Input for this task Block Start

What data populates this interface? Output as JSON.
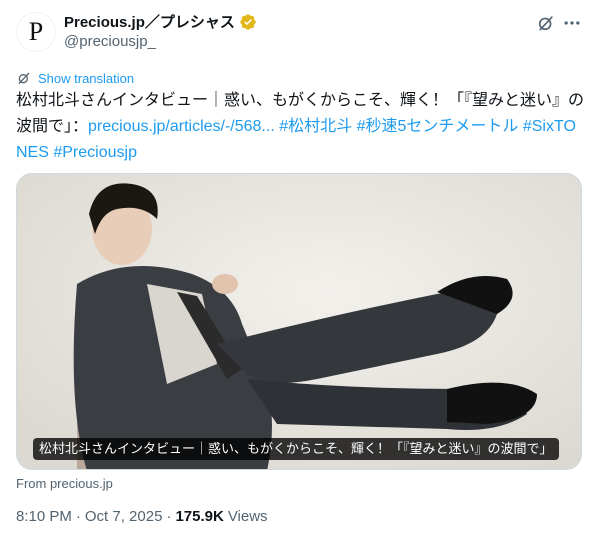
{
  "account": {
    "display_name": "Precious.jp／プレシャス",
    "handle": "@preciousjp_",
    "avatar_letter": "P",
    "verified_color": "#e2b719"
  },
  "header_icons": {
    "grok": "grok-icon",
    "more": "more-icon"
  },
  "translation": {
    "label": "Show translation"
  },
  "tweet": {
    "text_plain": "松村北斗さんインタビュー｜惑い、もがくからこそ、輝く！「『望みと迷い』の波間で」：",
    "link": "precious.jp/articles/-/568...",
    "hashtags": [
      "#松村北斗",
      "#秒速5センチメートル",
      "#SixTONES",
      "#Preciousjp"
    ]
  },
  "media": {
    "caption": "松村北斗さんインタビュー｜惑い、もがくからこそ、輝く！「『望みと迷い』の波間で」"
  },
  "card": {
    "source": "From precious.jp"
  },
  "meta": {
    "time": "8:10 PM",
    "separator": "·",
    "date": "Oct 7, 2025",
    "views_count": "175.9K",
    "views_label": "Views"
  },
  "colors": {
    "accent": "#1d9bf0",
    "text": "#0f1419",
    "secondary": "#536471"
  }
}
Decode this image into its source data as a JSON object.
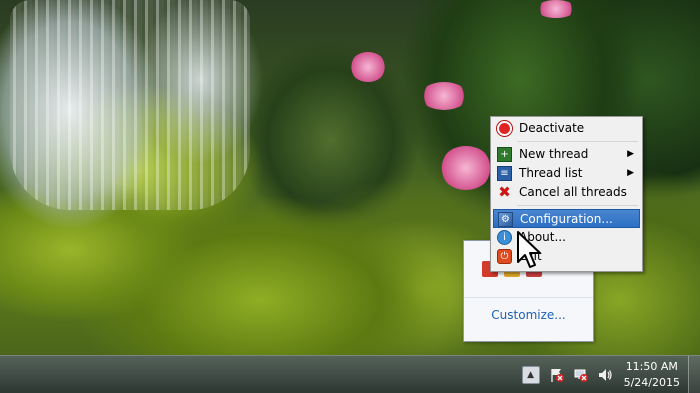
{
  "context_menu": {
    "items": [
      {
        "label": "Deactivate",
        "icon": "deactivate-icon"
      },
      {
        "label": "New thread",
        "icon": "new-thread-icon",
        "submenu": true
      },
      {
        "label": "Thread list",
        "icon": "thread-list-icon",
        "submenu": true
      },
      {
        "label": "Cancel all threads",
        "icon": "cancel-icon"
      },
      {
        "label": "Configuration...",
        "icon": "configuration-icon",
        "highlighted": true
      },
      {
        "label": "About...",
        "icon": "about-icon"
      },
      {
        "label": "Exit",
        "icon": "exit-icon"
      }
    ],
    "submenu_arrow": "▶"
  },
  "tray_popup": {
    "customize_label": "Customize..."
  },
  "taskbar": {
    "clock_time": "11:50 AM",
    "clock_date": "5/24/2015",
    "show_hidden_arrow": "▲"
  },
  "colors": {
    "menu_highlight": "#2d6fc4",
    "link": "#1f5fb4"
  }
}
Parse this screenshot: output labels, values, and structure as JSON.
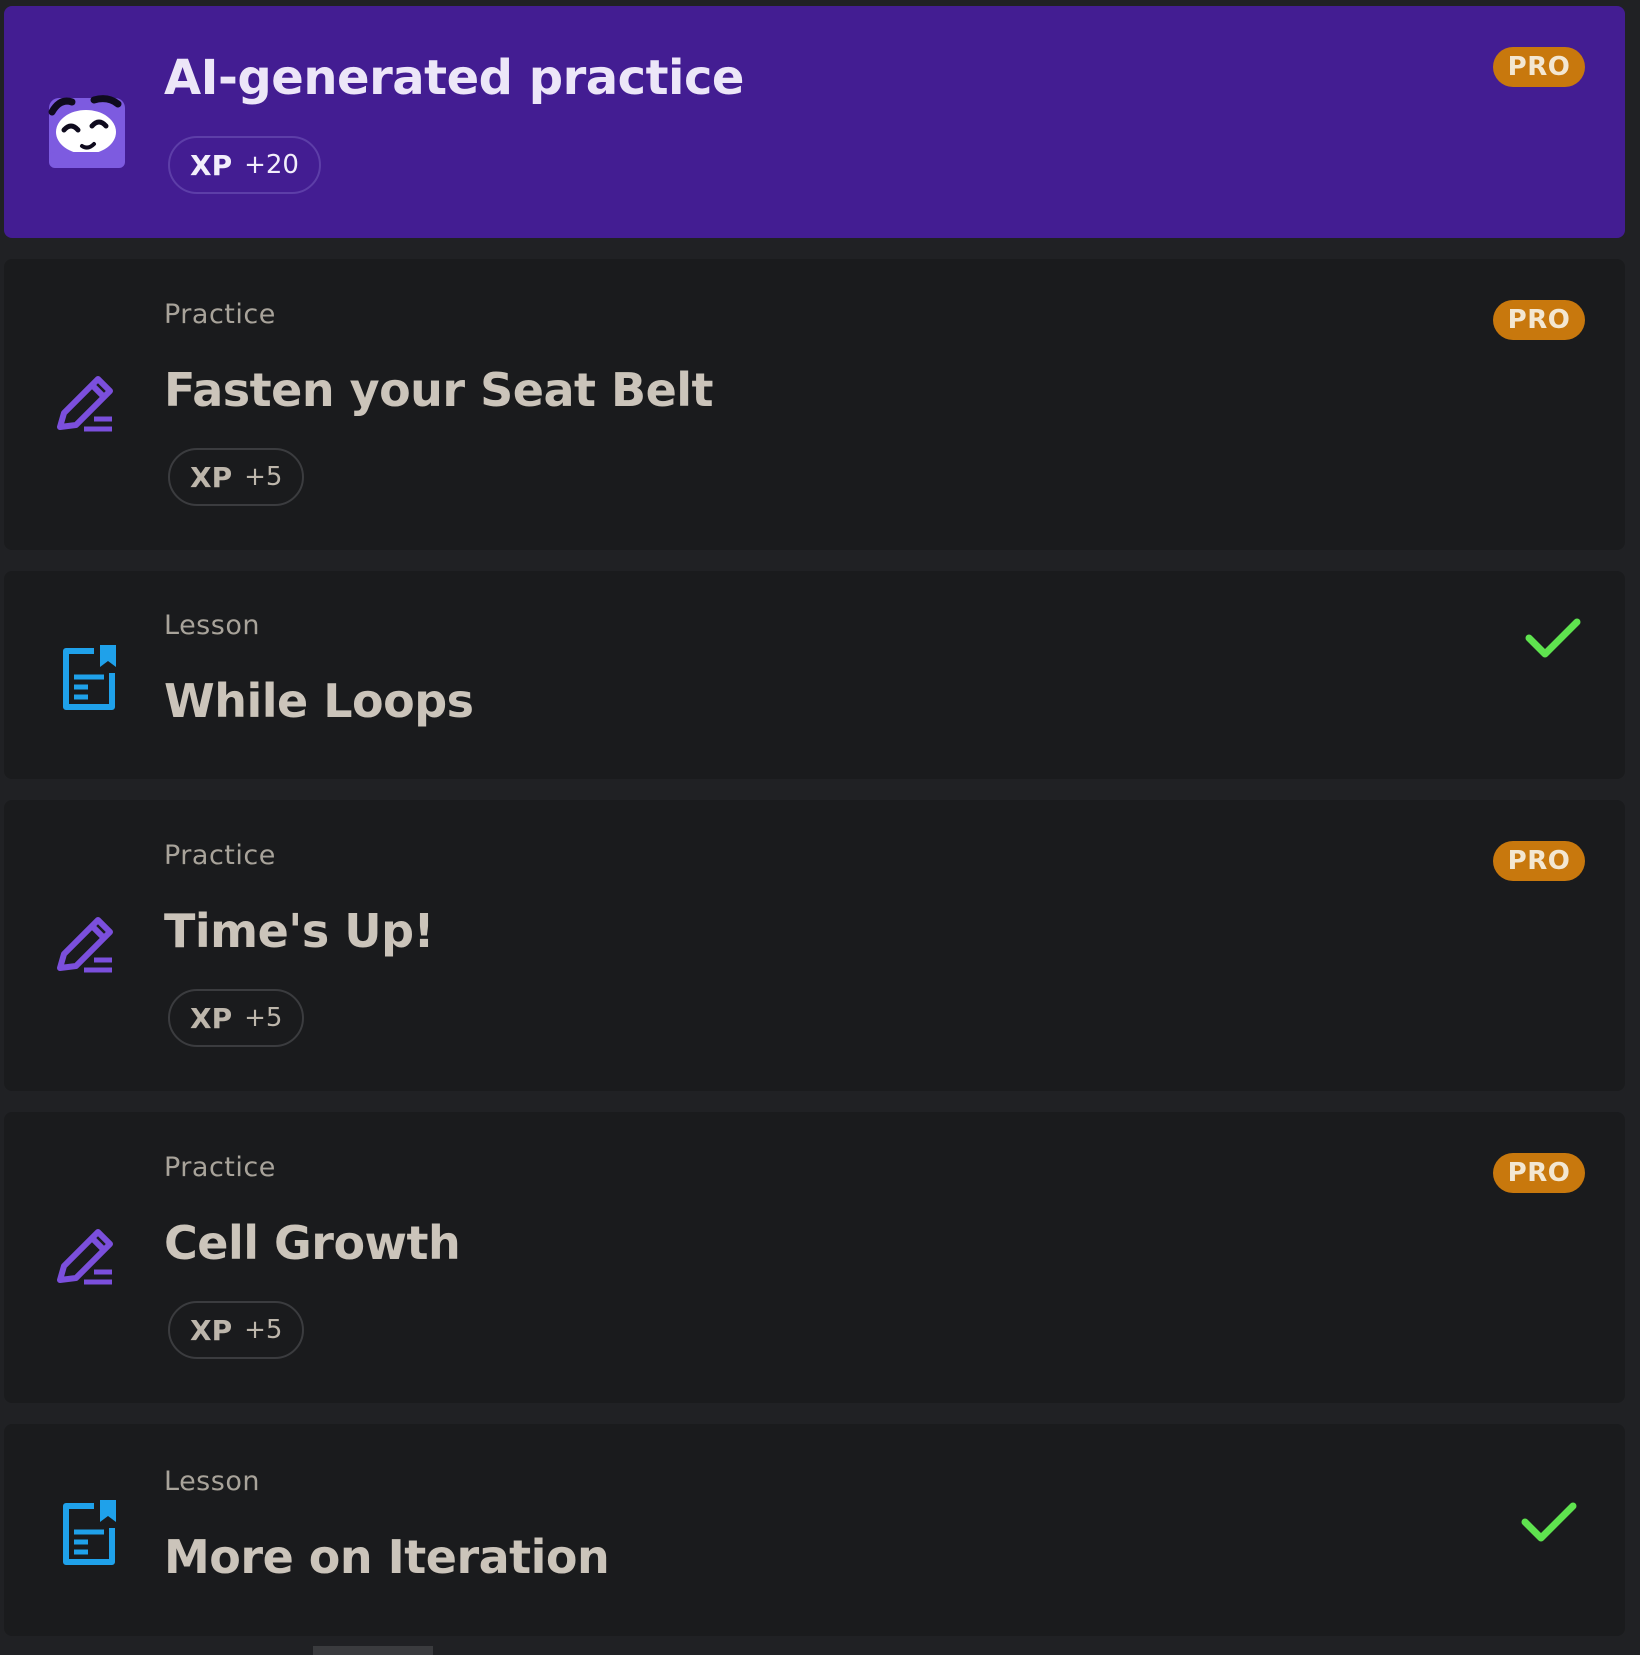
{
  "colors": {
    "background": "#202124",
    "card": "#1a1b1d",
    "featured": "#431d92",
    "pro_badge": "#c8780d",
    "practice_icon": "#7b4fdc",
    "lesson_icon": "#1fa1ea",
    "check": "#5fe34f"
  },
  "featured": {
    "title": "AI-generated practice",
    "xp_label": "XP",
    "xp_value": "+20",
    "pro": "PRO",
    "icon": "ai-mascot-icon"
  },
  "items": [
    {
      "type": "Practice",
      "title": "Fasten your Seat Belt",
      "xp_label": "XP",
      "xp_value": "+5",
      "pro": "PRO",
      "icon": "pencil-icon"
    },
    {
      "type": "Lesson",
      "title": "While Loops",
      "completed": true,
      "icon": "document-icon"
    },
    {
      "type": "Practice",
      "title": "Time's Up!",
      "xp_label": "XP",
      "xp_value": "+5",
      "pro": "PRO",
      "icon": "pencil-icon"
    },
    {
      "type": "Practice",
      "title": "Cell Growth",
      "xp_label": "XP",
      "xp_value": "+5",
      "pro": "PRO",
      "icon": "pencil-icon"
    },
    {
      "type": "Lesson",
      "title": "More on Iteration",
      "completed": true,
      "icon": "document-icon"
    }
  ]
}
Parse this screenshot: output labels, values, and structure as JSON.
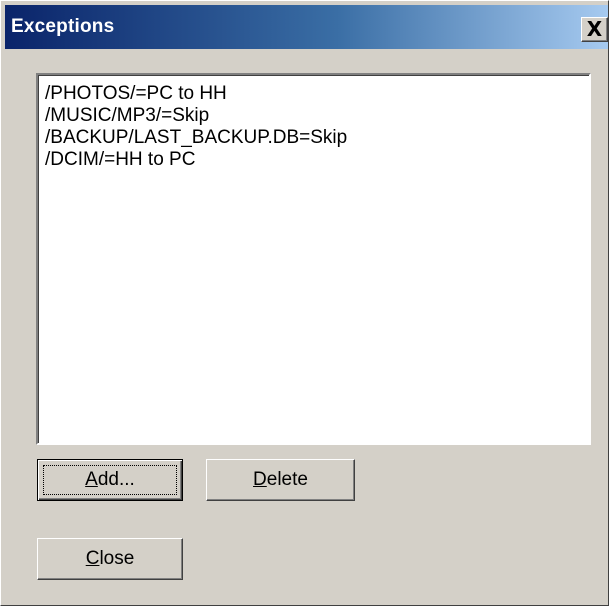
{
  "window": {
    "title": "Exceptions",
    "close_glyph": "X"
  },
  "exceptions_list": {
    "items": [
      "/PHOTOS/=PC to HH",
      "/MUSIC/MP3/=Skip",
      "/BACKUP/LAST_BACKUP.DB=Skip",
      "/DCIM/=HH to PC"
    ]
  },
  "buttons": {
    "add": {
      "accel": "A",
      "rest": "dd..."
    },
    "delete": {
      "accel": "D",
      "rest": "elete"
    },
    "close": {
      "accel": "C",
      "rest": "lose"
    }
  },
  "colors": {
    "dialog_face": "#d4d0c8",
    "titlebar_start": "#0a246a",
    "titlebar_end": "#a6caf0",
    "list_background": "#ffffff"
  },
  "icons": {
    "close": "close-icon"
  }
}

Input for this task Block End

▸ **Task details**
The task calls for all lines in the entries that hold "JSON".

▸ **Final answer**
What data populates this interface? Output as JSON.
Decode this image into its source data as a JSON object.
Parse this screenshot: output labels, values, and structure as JSON.
Parse this screenshot: output labels, values, and structure as JSON.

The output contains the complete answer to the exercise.